§ **WHAT THE TASK ASKS**:
What is needed is a copy of each line in the listing below that contains "symbol".

§ **SUPPLIED DATA**:
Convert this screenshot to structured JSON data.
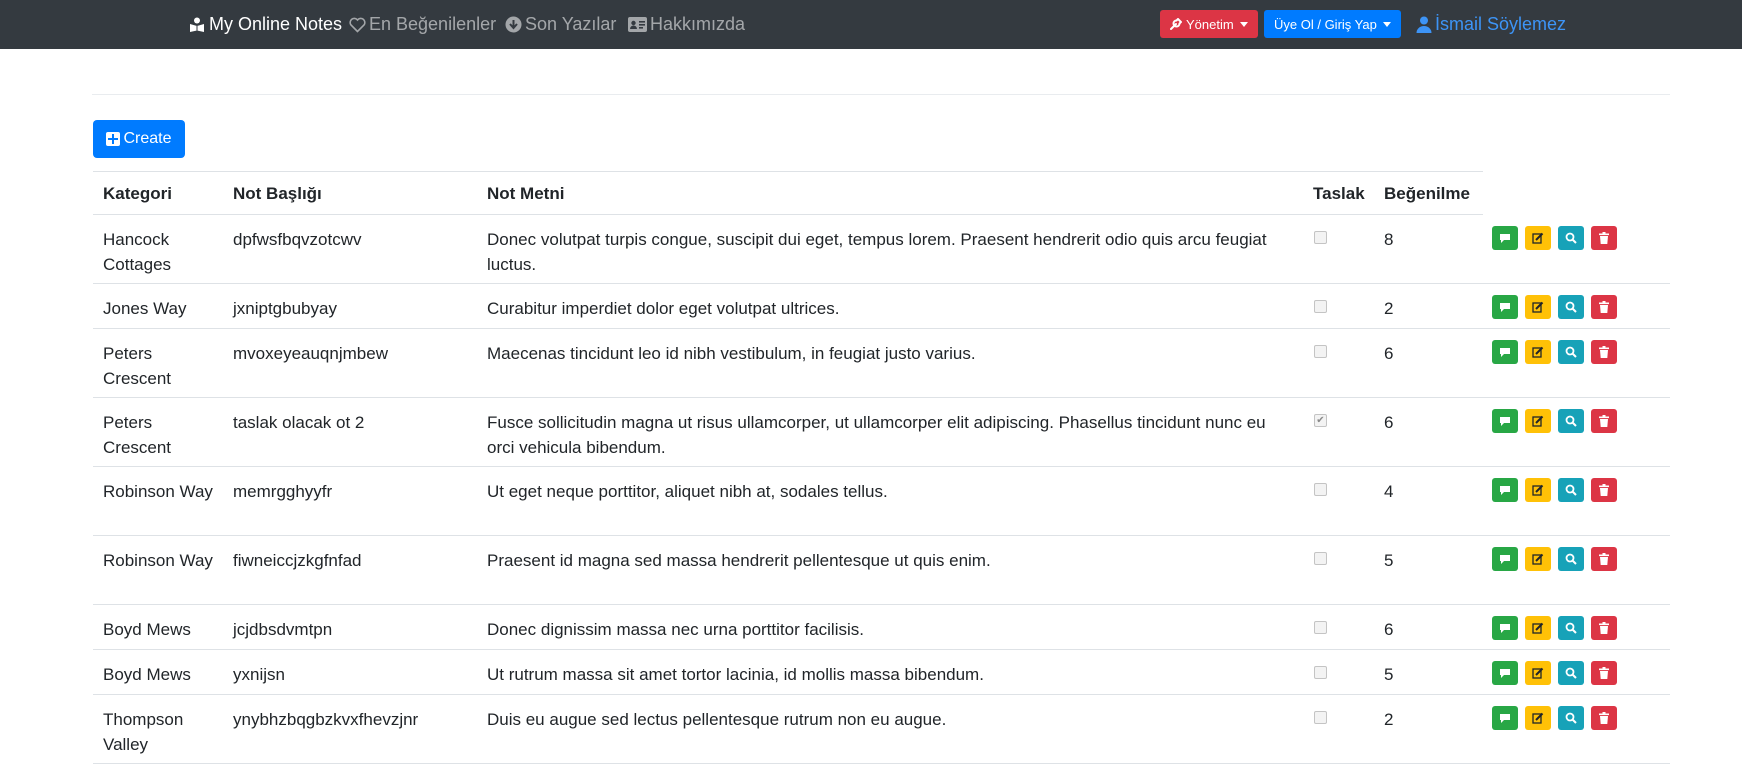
{
  "navbar": {
    "brand": "My Online Notes",
    "links": [
      "En Beğenilenler",
      "Son Yazılar",
      "Hakkımızda"
    ],
    "admin_button": "Yönetim",
    "auth_button": "Üye Ol / Giriş Yap",
    "user_name": "İsmail Söylemez"
  },
  "toolbar": {
    "create_label": "Create"
  },
  "table": {
    "headers": {
      "category": "Kategori",
      "title": "Not Başlığı",
      "text": "Not Metni",
      "draft": "Taslak",
      "likes": "Beğenilme"
    },
    "rows": [
      {
        "category": "Hancock Cottages",
        "title": "dpfwsfbqvzotcwv",
        "text": "Donec volutpat turpis congue, suscipit dui eget, tempus lorem. Praesent hendrerit odio quis arcu feugiat luctus.",
        "draft": false,
        "likes": "8"
      },
      {
        "category": "Jones Way",
        "title": "jxniptgbubyay",
        "text": "Curabitur imperdiet dolor eget volutpat ultrices.",
        "draft": false,
        "likes": "2"
      },
      {
        "category": "Peters Crescent",
        "title": "mvoxeyeauqnjmbew",
        "text": "Maecenas tincidunt leo id nibh vestibulum, in feugiat justo varius.",
        "draft": false,
        "likes": "6"
      },
      {
        "category": "Peters Crescent",
        "title": "taslak olacak ot 2",
        "text": "Fusce sollicitudin magna ut risus ullamcorper, ut ullamcorper elit adipiscing. Phasellus tincidunt nunc eu orci vehicula bibendum.",
        "draft": true,
        "likes": "6"
      },
      {
        "category": "Robinson Way",
        "title": "memrgghyyfr",
        "text": "Ut eget neque porttitor, aliquet nibh at, sodales tellus.",
        "draft": false,
        "likes": "4"
      },
      {
        "category": "Robinson Way",
        "title": "fiwneiccjzkgfnfad",
        "text": "Praesent id magna sed massa hendrerit pellentesque ut quis enim.",
        "draft": false,
        "likes": "5"
      },
      {
        "category": "Boyd Mews",
        "title": "jcjdbsdvmtpn",
        "text": "Donec dignissim massa nec urna porttitor facilisis.",
        "draft": false,
        "likes": "6"
      },
      {
        "category": "Boyd Mews",
        "title": "yxnijsn",
        "text": "Ut rutrum massa sit amet tortor lacinia, id mollis massa bibendum.",
        "draft": false,
        "likes": "5"
      },
      {
        "category": "Thompson Valley",
        "title": "ynybhzbqgbzkvxfhevzjnr",
        "text": "Duis eu augue sed lectus pellentesque rutrum non eu augue.",
        "draft": false,
        "likes": "2"
      }
    ]
  },
  "colors": {
    "navbar": "#343a40",
    "primary": "#007bff",
    "danger": "#dc3545",
    "success": "#28a745",
    "warning": "#ffc107",
    "info": "#17a2b8"
  },
  "icons": {
    "brand": "book-reader-icon",
    "links": [
      "heart-icon",
      "arrow-circle-down-icon",
      "id-card-icon"
    ],
    "admin": "wrench-icon",
    "user": "user-icon",
    "actions": [
      "comment-icon",
      "edit-icon",
      "search-icon",
      "trash-icon"
    ]
  }
}
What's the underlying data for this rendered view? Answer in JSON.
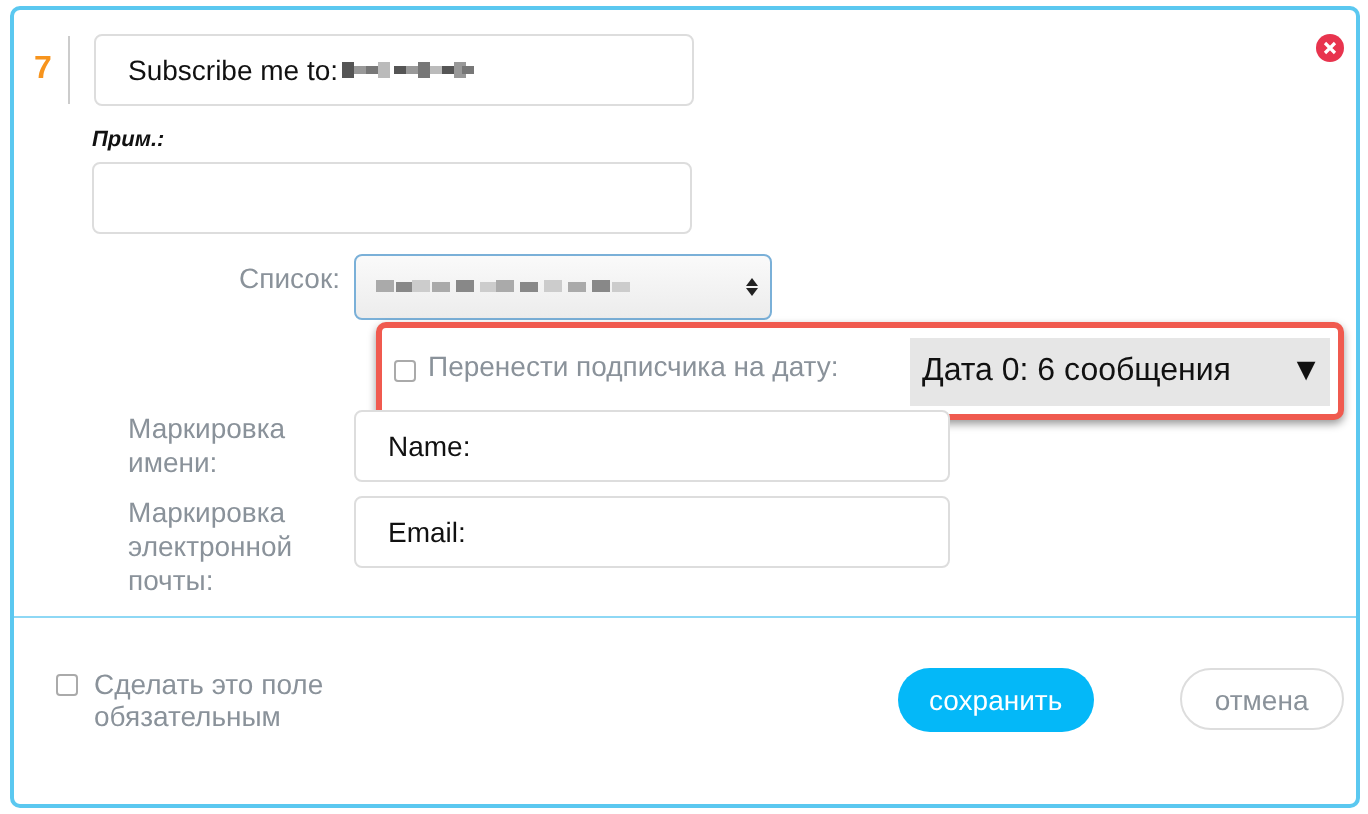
{
  "field_number": "7",
  "question": {
    "value": "Subscribe me to:"
  },
  "note": {
    "label": "Прим.:"
  },
  "list": {
    "label": "Список:"
  },
  "move_subscriber": {
    "checked": false,
    "label": "Перенести подписчика на дату:",
    "date": "Дата 0: 6 сообщения",
    "arrow": "▼"
  },
  "mappings": [
    {
      "label": "Маркировка имени:",
      "value": "Name:"
    },
    {
      "label": "Маркировка электронной почты:",
      "value": "Email:"
    }
  ],
  "required": {
    "checked": false,
    "label": "Сделать это поле обязательным"
  },
  "buttons": [
    {
      "kind": "primary",
      "label": "сохранить"
    },
    {
      "kind": "secondary",
      "label": "отмена"
    }
  ]
}
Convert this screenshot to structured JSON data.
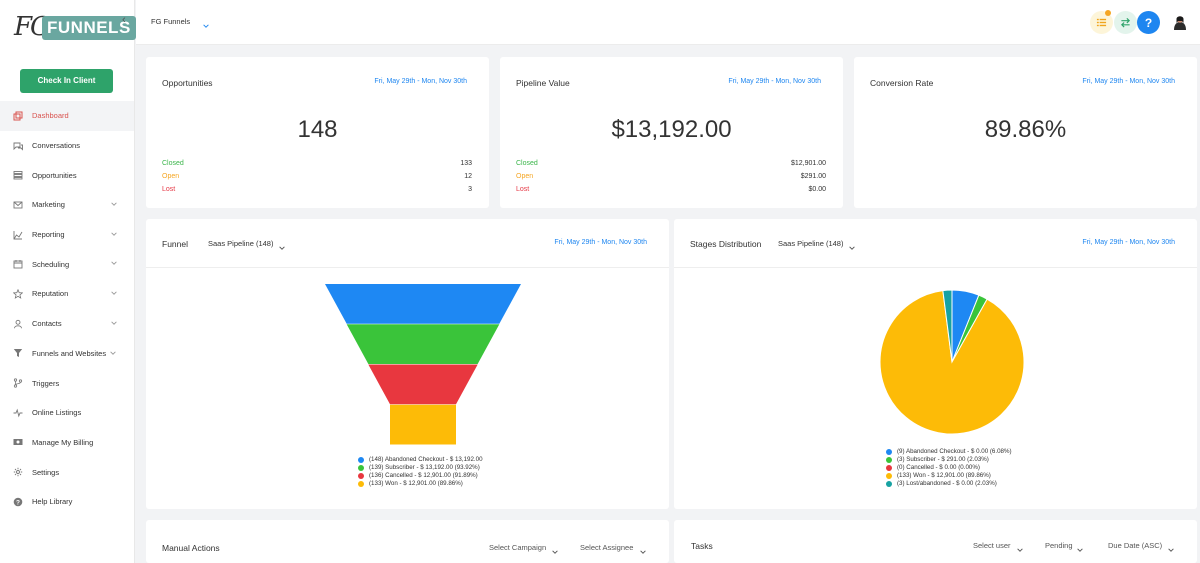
{
  "sidebar": {
    "logo_fg": "FG",
    "logo_text": "FUNNELS",
    "checkin_label": "Check In Client",
    "items": [
      {
        "label": "Dashboard",
        "icon": "dashboard-icon",
        "active": true
      },
      {
        "label": "Conversations",
        "icon": "chat-icon"
      },
      {
        "label": "Opportunities",
        "icon": "opportunities-icon"
      },
      {
        "label": "Marketing",
        "icon": "mail-icon"
      },
      {
        "label": "Reporting",
        "icon": "reporting-icon"
      },
      {
        "label": "Scheduling",
        "icon": "calendar-icon"
      },
      {
        "label": "Reputation",
        "icon": "star-icon"
      },
      {
        "label": "Contacts",
        "icon": "user-icon"
      },
      {
        "label": "Funnels and Websites",
        "icon": "filter-icon"
      },
      {
        "label": "Triggers",
        "icon": "branch-icon"
      },
      {
        "label": "Online Listings",
        "icon": "pulse-icon"
      },
      {
        "label": "Manage My Billing",
        "icon": "billing-icon"
      },
      {
        "label": "Settings",
        "icon": "gear-icon"
      },
      {
        "label": "Help Library",
        "icon": "help-icon"
      }
    ]
  },
  "topbar": {
    "account": "FG Funnels",
    "help_label": "?"
  },
  "opportunities": {
    "title": "Opportunities",
    "date": "Fri, May 29th - Mon, Nov 30th",
    "total": "148",
    "rows": [
      {
        "label": "Closed",
        "value": "133"
      },
      {
        "label": "Open",
        "value": "12"
      },
      {
        "label": "Lost",
        "value": "3"
      }
    ]
  },
  "pipeline_value": {
    "title": "Pipeline Value",
    "date": "Fri, May 29th - Mon, Nov 30th",
    "total": "$13,192.00",
    "rows": [
      {
        "label": "Closed",
        "value": "$12,901.00"
      },
      {
        "label": "Open",
        "value": "$291.00"
      },
      {
        "label": "Lost",
        "value": "$0.00"
      }
    ]
  },
  "conversion_rate": {
    "title": "Conversion Rate",
    "date": "Fri, May 29th - Mon, Nov 30th",
    "total": "89.86%"
  },
  "funnel": {
    "title": "Funnel",
    "pipeline": "Saas Pipeline (148)",
    "date": "Fri, May 29th - Mon, Nov 30th"
  },
  "stages": {
    "title": "Stages Distribution",
    "pipeline": "Saas Pipeline (148)",
    "date": "Fri, May 29th - Mon, Nov 30th"
  },
  "manual_actions": {
    "title": "Manual Actions",
    "filter1": "Select Campaign",
    "filter2": "Select Assignee"
  },
  "tasks": {
    "title": "Tasks",
    "filter1": "Select user",
    "filter2": "Pending",
    "filter3": "Due Date (ASC)"
  },
  "colors": {
    "blue": "#1e88f3",
    "green": "#3ac43a",
    "red": "#e8373f",
    "yellow": "#fdbb07",
    "teal": "#17a2a2"
  },
  "chart_data": [
    {
      "type": "funnel",
      "categories": [
        "Abandoned Checkout",
        "Subscriber",
        "Cancelled",
        "Won"
      ],
      "values": [
        148,
        139,
        136,
        133
      ],
      "legend": [
        "(148) Abandoned Checkout - $ 13,192.00",
        "(139) Subscriber - $ 13,192.00 (93.92%)",
        "(136) Cancelled - $ 12,901.00 (91.89%)",
        "(133) Won - $ 12,901.00 (89.86%)"
      ],
      "colors": [
        "#1e88f3",
        "#3ac43a",
        "#e8373f",
        "#fdbb07"
      ]
    },
    {
      "type": "pie",
      "categories": [
        "Abandoned Checkout",
        "Subscriber",
        "Cancelled",
        "Won",
        "Lost/abandoned"
      ],
      "values": [
        9,
        3,
        0,
        133,
        3
      ],
      "legend": [
        "(9) Abandoned Checkout - $ 0.00 (6.08%)",
        "(3) Subscriber - $ 291.00 (2.03%)",
        "(0) Cancelled - $ 0.00 (0.00%)",
        "(133) Won - $ 12,901.00 (89.86%)",
        "(3) Lost/abandoned - $ 0.00 (2.03%)"
      ],
      "colors": [
        "#1e88f3",
        "#3ac43a",
        "#e8373f",
        "#fdbb07",
        "#17a2a2"
      ]
    }
  ]
}
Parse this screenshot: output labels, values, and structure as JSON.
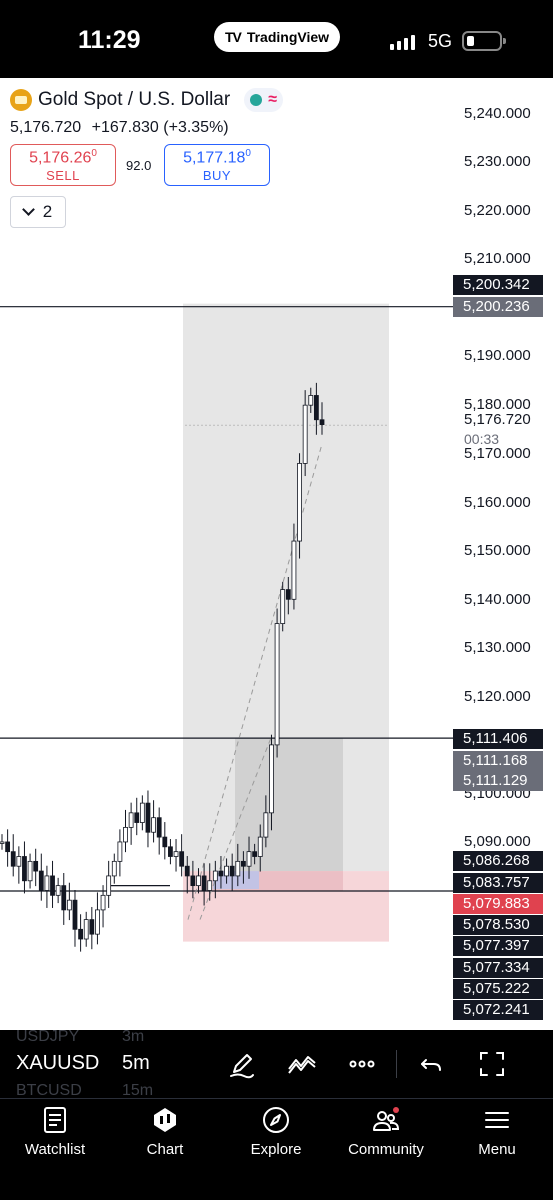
{
  "status_bar": {
    "time": "11:29",
    "app_pill": "TradingView",
    "network": "5G"
  },
  "symbol": {
    "name": "Gold Spot / U.S. Dollar",
    "last": "5,176.720",
    "change": "+167.830 (+3.35%)",
    "badge_icons": [
      "market-open-dot-icon",
      "wave-icon"
    ]
  },
  "trade": {
    "sell_price": "5,176.26",
    "sell_price_sup": "0",
    "sell_label": "SELL",
    "spread": "92.0",
    "buy_price": "5,177.18",
    "buy_price_sup": "0",
    "buy_label": "BUY"
  },
  "collapse": {
    "count": "2"
  },
  "price_axis": {
    "labels": [
      "5,240.000",
      "5,230.000",
      "5,220.000",
      "5,210.000",
      "5,190.000",
      "5,180.000",
      "5,170.000",
      "5,160.000",
      "5,150.000",
      "5,140.000",
      "5,130.000",
      "5,120.000",
      "5,100.000",
      "5,090.000"
    ],
    "countdown": "00:33"
  },
  "price_tags": [
    {
      "value": "5,200.342",
      "style": "black"
    },
    {
      "value": "5,200.236",
      "style": "gray"
    },
    {
      "value": "5,176.720",
      "style": "plain"
    },
    {
      "value": "5,111.406",
      "style": "black"
    },
    {
      "value": "5,111.168",
      "style": "gray"
    },
    {
      "value": "5,111.129",
      "style": "gray"
    },
    {
      "value": "5,086.268",
      "style": "black"
    },
    {
      "value": "5,083.757",
      "style": "black"
    },
    {
      "value": "5,079.883",
      "style": "red"
    },
    {
      "value": "5,078.530",
      "style": "black"
    },
    {
      "value": "5,077.397",
      "style": "black"
    },
    {
      "value": "5,077.334",
      "style": "black"
    },
    {
      "value": "5,075.222",
      "style": "black"
    },
    {
      "value": "5,072.241",
      "style": "black"
    }
  ],
  "chart_data": {
    "type": "candlestick",
    "symbol": "XAUUSD",
    "interval": "5m",
    "ylim": [
      5065,
      5245
    ],
    "horizontal_lines": [
      5200.3,
      5111.4,
      5079.9
    ],
    "position_tool": {
      "entry": 5084,
      "target": 5200.3,
      "stop": 5074
    },
    "close_series": [
      5090,
      5088,
      5085,
      5087,
      5082,
      5086,
      5084,
      5080,
      5083,
      5079,
      5081,
      5076,
      5078,
      5072,
      5070,
      5074,
      5071,
      5076,
      5079,
      5083,
      5086,
      5090,
      5093,
      5096,
      5094,
      5098,
      5092,
      5095,
      5091,
      5089,
      5087,
      5088,
      5085,
      5083,
      5081,
      5083,
      5080,
      5082,
      5084,
      5083,
      5085,
      5083,
      5086,
      5085,
      5088,
      5087,
      5091,
      5096,
      5110,
      5135,
      5142,
      5140,
      5152,
      5168,
      5180,
      5182,
      5177,
      5176
    ]
  },
  "toolbar": {
    "symbol": "XAUUSD",
    "interval": "5m",
    "ghost_rows": [
      {
        "symbol": "USDJPY",
        "interval": "3m"
      },
      {
        "symbol": "BTCUSD",
        "interval": "15m"
      }
    ],
    "tools": [
      "pencil-icon",
      "trend-icon",
      "more-icon",
      "undo-icon",
      "fullscreen-icon"
    ]
  },
  "tabs": [
    {
      "label": "Watchlist",
      "icon": "watchlist-icon"
    },
    {
      "label": "Chart",
      "icon": "chart-icon"
    },
    {
      "label": "Explore",
      "icon": "compass-icon"
    },
    {
      "label": "Community",
      "icon": "community-icon"
    },
    {
      "label": "Menu",
      "icon": "menu-icon"
    }
  ],
  "colors": {
    "sell": "#e0424f",
    "buy": "#2962ff",
    "gold": "#e8a317",
    "stop_zone": "#f6d6d9",
    "target_zone": "#d6d6d6"
  }
}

§ **YOUR RESPONSE**:
  "symbol": {
    "symbol": "XAUUSD",
    "symbol": "XAUUSD",
        "symbol": "USDJPY",
        "symbol": "BTCUSD",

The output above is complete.